Dr Judith Guedalia

'High Man' On The Totem Pole

Dr. Judith Guedalia and Chaim K.*

The meanings of the designs on totem poles are as varied as the cultures that produce them. Totem poles may recount familiar legends, clan lineages or notable events. Some poles are erected to celebrate cultural beliefs, but others are intended mostly as artistic presentations.
Totem poles were never objects of worship; the association with idol worship was an idea of local Christian missionaries. Very early European explorers made the same assumption, but later, others noted that totem poles were never treated reverently. They seemed only occasionally to generate allusions or illustrate stories and were usually left to rot in place when people abandoned a village.
Vertical order of the images is widely believed to be a significant representation of importance. This idea is so pervasive that it has entered into common parlance with the phrase "low man on the totem pole". This phrase is indicative of the most common belief governing order of importance, that the higher figures on the pole are more important or prestigious. (From www.wikipedia.org: Wikepedia, the free encyclopedia; Stewart, Hillary (1993). Looking at totem poles; Seattle, Washington: University of Washington Press.)
I am part of the Trauma Team (Psych/Social) of the Emergency Room (ER) here at Shaare Zedek Medical Center in Jerusalem. As such, I unfortunately have a lot of experience with Mass Casualty Events (MCEs). Over the years I have developed a theory, which I call "The Totem-Pole Effect". It was developed after seeing the phenomenon of the injured sending professionals to care for others before themselves. "Go to him/her; she is more injured than I," is often heard as the lines of gurneys are awaiting triage (from the French; synonyms and related keywords: trier, to sort − triage in emergency departments, medical screening examination). My hypothesis for this altruistic response is that no one wants to be "low-man-on-the-totem pole".
How did this association of Native American (American Indian) lore pop into my consciousness when Chaim K. and I were in session? Chaim K. was 14 when a car hit him late one night between Purim and Pesach, on his way home from baking matzot. This was five-and-a-half years ago. Today, this SCI (spinal cord injured) young adult − a quadriplegic on a respirator who sits in a wheelchair − in no way resembles that adolescent. Well, maybe the twinkle in his eye as he prepares to tell me another joke has always been there and, notwithstanding Chaim K's problems, its light has not waned. Maybe his wishes are the same too, though today he would say, he has no more wishes, no more expectations of life. "What would you wish for?" he challenges me. "Marriage, children and being able to take an active part in my life," I answer with more confidence than I feel. How can any of us imagine what it must be like for Chaim K. or anyone else for that matter? And yet, don't we all − especially those of us in the helping professions − readily propound on what others should or should not do?
"Look at me!" Chaim K. challenges, "who do you think will marry me or, for that matter," with the mischievous glint in his eye, "who do you think I will want to marry?" "You would be surprised at the people who have disabilities that function in spite of them. So much of your life is a miracle; you should have been dead more than once, and yet here you are, picking on me," I say with a wink.
Not slow for the rejoinder, Chaim says: "I have a right to pick on you and you don't have one to pick on me." "Not so," I say, "that's why I get the big bucks. You have had a rough deal, no doubt about it, but you have also been given choices."
He looks at me quizzically. I am on a roll and go on, "You can decide to sit in that chair and make it and your room your whole life, or, you can look beyond yourself − not an easy task, I will say that, but one you are certainly capable of doing, and do something for the zulat − for the 'other,' and not just yourself."
"What do you think I can do, sitting here, not even breathing for myself?" he asks anger and frustration filling the room.

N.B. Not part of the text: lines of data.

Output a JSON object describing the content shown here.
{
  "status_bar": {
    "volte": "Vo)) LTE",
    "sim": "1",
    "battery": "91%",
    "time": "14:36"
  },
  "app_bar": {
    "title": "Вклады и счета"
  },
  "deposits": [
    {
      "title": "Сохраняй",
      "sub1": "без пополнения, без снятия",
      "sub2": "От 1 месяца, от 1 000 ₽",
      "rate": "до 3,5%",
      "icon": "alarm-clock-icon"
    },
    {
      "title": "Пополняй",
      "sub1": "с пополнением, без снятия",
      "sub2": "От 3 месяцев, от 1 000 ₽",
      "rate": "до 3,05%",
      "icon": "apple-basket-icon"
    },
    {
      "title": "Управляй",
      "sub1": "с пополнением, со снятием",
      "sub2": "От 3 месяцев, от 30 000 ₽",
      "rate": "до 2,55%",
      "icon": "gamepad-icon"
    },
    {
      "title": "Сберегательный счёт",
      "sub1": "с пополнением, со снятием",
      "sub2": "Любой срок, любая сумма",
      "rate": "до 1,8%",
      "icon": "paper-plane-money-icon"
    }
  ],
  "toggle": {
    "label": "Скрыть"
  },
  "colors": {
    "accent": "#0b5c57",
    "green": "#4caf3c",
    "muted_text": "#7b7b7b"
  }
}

"Well," I say, "the articles we write together reach hundreds of people and from the feedback I have received, they touch people and make them realize things about themselves. Your words give chizuk (strength) to many, and I count myself among them."

Chaim looks at me askew.
"Seriously," I press on, "we will open an e-mail address for you, and I am sure people will write."
"But what do I say or do that is different from what everyone else does?"
Just as a small example, I recall our conversation before Tisha B'Av (the fast day of the Ninth of Av, which commemorates the burning of the Holy Temples). Chaim had come for his weekly appointment and told me that he was on his way to Yad VaShem, the Holocaust Memorial. "I feel that I am not sufficiently in the spirit of this day of mourning," he said, "the sights and memories of those people and their sacrifices," his noisy ever-present respirator lets him take a breath, "remembering the millions who were murdered with their families under such terrible conditions, makes me feel the loss of the Holy Temple more fully."
Chaim is a man to reckon with, a tower of strength, a "high man on the totem pole," don't you think?
Originally published in the Jewish Press on October 11, 2006.


Tags: Chaim K. | Jewish Press | Mass Casualty Events | MCEs | The Totem-Pole Effect